Please repeat every line below exactly, from the first to the last.

══════════════════════════════

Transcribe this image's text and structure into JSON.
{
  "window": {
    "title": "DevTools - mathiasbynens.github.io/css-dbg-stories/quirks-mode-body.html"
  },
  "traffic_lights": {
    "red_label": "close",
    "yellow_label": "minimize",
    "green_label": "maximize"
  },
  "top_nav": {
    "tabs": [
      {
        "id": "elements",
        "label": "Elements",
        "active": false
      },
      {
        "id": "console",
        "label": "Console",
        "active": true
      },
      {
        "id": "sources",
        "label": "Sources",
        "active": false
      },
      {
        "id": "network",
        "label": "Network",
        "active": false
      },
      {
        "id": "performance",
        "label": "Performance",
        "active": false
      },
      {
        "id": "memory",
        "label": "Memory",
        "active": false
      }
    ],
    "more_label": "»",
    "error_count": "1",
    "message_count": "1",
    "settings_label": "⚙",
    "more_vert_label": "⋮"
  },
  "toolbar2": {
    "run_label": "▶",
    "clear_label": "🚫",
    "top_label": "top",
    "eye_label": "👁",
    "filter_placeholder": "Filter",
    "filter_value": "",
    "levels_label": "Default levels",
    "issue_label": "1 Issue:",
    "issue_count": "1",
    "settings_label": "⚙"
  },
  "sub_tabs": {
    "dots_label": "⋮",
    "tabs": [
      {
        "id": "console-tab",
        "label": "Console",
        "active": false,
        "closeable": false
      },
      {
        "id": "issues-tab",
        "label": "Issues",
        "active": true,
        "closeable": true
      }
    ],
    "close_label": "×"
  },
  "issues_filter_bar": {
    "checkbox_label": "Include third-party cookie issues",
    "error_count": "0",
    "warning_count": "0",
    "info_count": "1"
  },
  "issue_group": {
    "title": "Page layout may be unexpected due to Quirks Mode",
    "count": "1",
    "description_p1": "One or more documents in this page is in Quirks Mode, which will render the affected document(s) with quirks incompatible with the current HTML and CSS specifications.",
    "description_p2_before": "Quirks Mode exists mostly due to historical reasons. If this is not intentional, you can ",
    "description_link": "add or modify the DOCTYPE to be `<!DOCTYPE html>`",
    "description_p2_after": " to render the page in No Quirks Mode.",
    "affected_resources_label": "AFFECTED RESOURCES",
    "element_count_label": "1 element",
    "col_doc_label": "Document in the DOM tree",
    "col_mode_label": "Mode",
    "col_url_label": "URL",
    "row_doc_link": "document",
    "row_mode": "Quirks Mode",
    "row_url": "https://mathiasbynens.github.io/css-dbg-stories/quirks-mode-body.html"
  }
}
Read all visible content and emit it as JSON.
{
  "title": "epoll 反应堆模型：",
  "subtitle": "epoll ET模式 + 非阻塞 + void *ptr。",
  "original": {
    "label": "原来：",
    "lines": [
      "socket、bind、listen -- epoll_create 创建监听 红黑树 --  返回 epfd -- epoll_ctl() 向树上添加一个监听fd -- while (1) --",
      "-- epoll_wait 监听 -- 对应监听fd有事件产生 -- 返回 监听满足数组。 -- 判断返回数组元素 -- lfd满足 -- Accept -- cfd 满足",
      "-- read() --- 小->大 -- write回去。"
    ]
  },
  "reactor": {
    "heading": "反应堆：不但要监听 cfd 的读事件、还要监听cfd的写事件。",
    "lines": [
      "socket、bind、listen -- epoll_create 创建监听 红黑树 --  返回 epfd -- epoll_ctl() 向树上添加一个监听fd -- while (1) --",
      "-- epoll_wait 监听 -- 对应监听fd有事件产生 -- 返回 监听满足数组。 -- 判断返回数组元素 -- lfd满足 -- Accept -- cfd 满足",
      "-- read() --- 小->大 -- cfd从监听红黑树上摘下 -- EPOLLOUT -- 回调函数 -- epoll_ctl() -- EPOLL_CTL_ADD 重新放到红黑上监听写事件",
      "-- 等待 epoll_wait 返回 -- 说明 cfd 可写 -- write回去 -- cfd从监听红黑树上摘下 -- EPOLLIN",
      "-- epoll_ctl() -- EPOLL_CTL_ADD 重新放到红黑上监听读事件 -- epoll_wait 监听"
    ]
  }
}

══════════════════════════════

** WORKED SOLUTION **
Transcribe this image's text and structure into JSON.
{
  "window": {
    "title": "DevTools - mathiasbynens.github.io/css-dbg-stories/quirks-mode-body.html"
  },
  "traffic_lights": {
    "red_label": "close",
    "yellow_label": "minimize",
    "green_label": "maximize"
  },
  "top_nav": {
    "tabs": [
      {
        "id": "elements",
        "label": "Elements",
        "active": false
      },
      {
        "id": "console",
        "label": "Console",
        "active": true
      },
      {
        "id": "sources",
        "label": "Sources",
        "active": false
      },
      {
        "id": "network",
        "label": "Network",
        "active": false
      },
      {
        "id": "performance",
        "label": "Performance",
        "active": false
      },
      {
        "id": "memory",
        "label": "Memory",
        "active": false
      }
    ],
    "more_label": "»",
    "error_count": "1",
    "message_count": "1",
    "settings_label": "⚙",
    "more_vert_label": "⋮"
  },
  "toolbar2": {
    "run_label": "▶",
    "clear_label": "🚫",
    "top_label": "top",
    "eye_label": "👁",
    "filter_placeholder": "Filter",
    "filter_value": "",
    "levels_label": "Default levels",
    "issue_label": "1 Issue:",
    "issue_count": "1",
    "settings_label": "⚙"
  },
  "sub_tabs": {
    "dots_label": "⋮",
    "tabs": [
      {
        "id": "console-tab",
        "label": "Console",
        "active": false,
        "closeable": false
      },
      {
        "id": "issues-tab",
        "label": "Issues",
        "active": true,
        "closeable": true
      }
    ],
    "close_label": "×"
  },
  "issues_filter_bar": {
    "checkbox_label": "Include third-party cookie issues",
    "error_count": "0",
    "warning_count": "0",
    "info_count": "1"
  },
  "issue_group": {
    "title": "Page layout may be unexpected due to Quirks Mode",
    "count": "1",
    "description_p1": "One or more documents in this page is in Quirks Mode, which will render the affected document(s) with quirks incompatible with the current HTML and CSS specifications.",
    "description_p2_before": "Quirks Mode exists mostly due to historical reasons. If this is not intentional, you can ",
    "description_link": "add or modify the DOCTYPE to be `<!DOCTYPE html>`",
    "description_p2_after": " to render the page in No Quirks Mode.",
    "affected_resources_label": "AFFECTED RESOURCES",
    "element_count_label": "1 element",
    "col_doc_label": "Document in the DOM tree",
    "col_mode_label": "Mode",
    "col_url_label": "URL",
    "row_doc_link": "document",
    "row_mode": "Quirks Mode",
    "row_url": "https://mathiasbynens.github.io/css-dbg-stories/quirks-mode-body.html"
  }
}
Read all visible content and emit it as JSON.
{
  "title": "epoll 反应堆模型：",
  "subtitle": "epoll ET模式 + 非阻塞 + void *ptr。",
  "original": {
    "label": "原来：",
    "lines": [
      "socket、bind、listen -- epoll_create 创建监听 红黑树 --  返回 epfd -- epoll_ctl() 向树上添加一个监听fd -- while (1) --",
      "-- epoll_wait 监听 -- 对应监听fd有事件产生 -- 返回 监听满足数组。 -- 判断返回数组元素 -- lfd满足 -- Accept -- cfd 满足",
      "-- read() --- 小->大 -- write回去。"
    ]
  },
  "reactor": {
    "heading": "反应堆：不但要监听 cfd 的读事件、还要监听cfd的写事件。",
    "lines": [
      "socket、bind、listen -- epoll_create 创建监听 红黑树 --  返回 epfd -- epoll_ctl() 向树上添加一个监听fd -- while (1) --",
      "-- epoll_wait 监听 -- 对应监听fd有事件产生 -- 返回 监听满足数组。 -- 判断返回数组元素 -- lfd满足 -- Accept -- cfd 满足",
      "-- read() --- 小->大 -- cfd从监听红黑树上摘下 -- EPOLLOUT -- 回调函数 -- epoll_ctl() -- EPOLL_CTL_ADD 重新放到红黑上监听写事件",
      "-- 等待 epoll_wait 返回 -- 说明 cfd 可写 -- write回去 -- cfd从监听红黑树上摘下 -- EPOLLIN",
      "-- epoll_ctl() -- EPOLL_CTL_ADD 重新放到红黑上监听读事件 -- epoll_wait 监听"
    ]
  }
}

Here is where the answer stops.